• Share to Facebook
    • Twitter
    • Email
    • Print

Banks and Elbert Counties, Georgia

114 Acres | December 25, 2006
Mike Kemph. donor
Conservation Easement

For Mike Kemph, good things definitely come in threes. That’s the number of parcels of land on which he donated easements to the Wildlife Land Trust in 2006, permanently protecting more than 114 acres of habitat in northeastern Georgia. Mr. Kemph has helped bring back diverse native woodlands, swamps, and fields—in turn, migratory birds, coyotes, raccoons, turkeys, fox, and rattlesnakes now have healthy and permanently protected places to call home.

 

In late 2006, he decided to donate conservation easements on all three parcels at the same time in order to take advantage of newly adopted federal tax incentives for conservation easements.

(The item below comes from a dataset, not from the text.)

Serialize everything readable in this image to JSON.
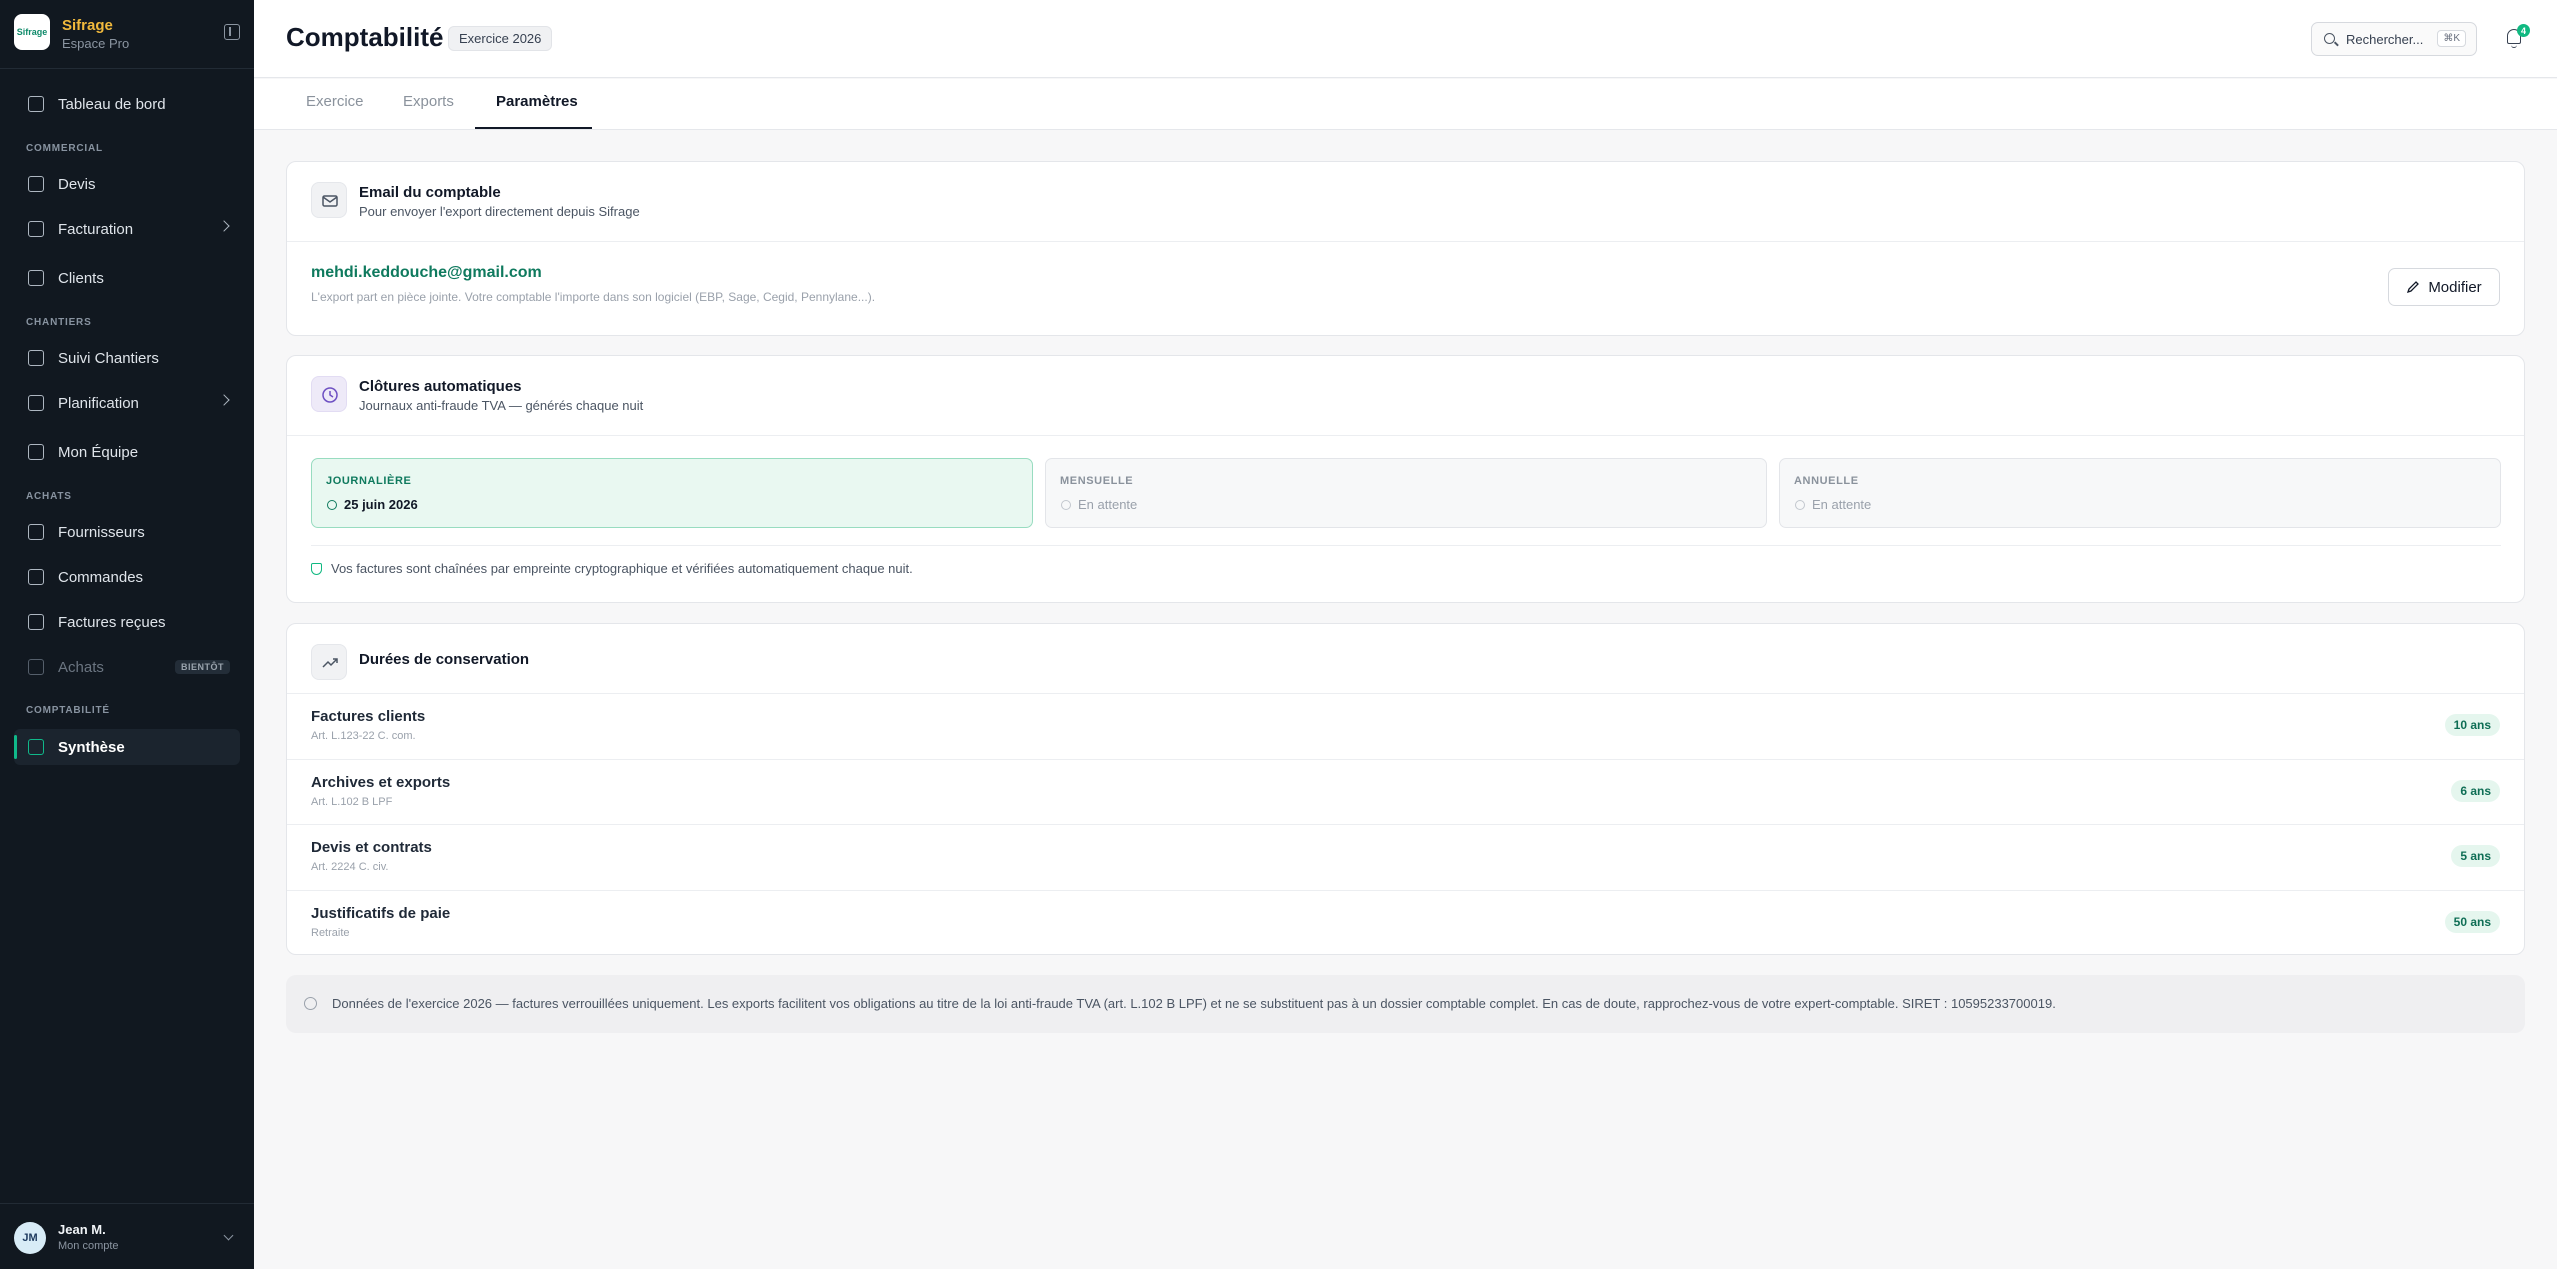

For many years, Mike Kemph watched commercial and residential development claim land in Georgia, and saw how remaining forests and farmland were scarred by intense logging and agriculture. Determined to do his part to protect land and the wildlife that live there, he bought three parcels of land during the 1980s. On two of his properties—an old cotton farm and farm fields that had been subject to persistent drought—the land was dried out and hardly any trees or vegetation remained. Through state and federal conservation programs, Mr. Kemph planted and helped native trees to grow back. As a result, the soil turned moist and nourishing again.

Although this sanctuary remains privately owned, the Humane Society Wildlife Land Trust has an obligation to perform periodic inspections to ensure that the wildlife habitat remains in good condition and that the terms of the conservation easements are being met.  These inspections, and the handling of any destruction or violations, cost heavily in professional staff time, consultants, and travel expenses. In addition HSWLT needs a reserve of funds for the substantial legal fees needed if enforcement of violations involves court action.

HSWLT has promised to protect this property as sanctuary forever -- and that promise will be kept.  If you can help with the cost of stewardship for this and the other properties HSWLT protects, please donate here.

Heron Close-up

The statuesque heron is a handsome and distinctive bird, with a six-foot wing-span and signature blue-gray feathers.

 

Powered by Blackbaud
nonprofit software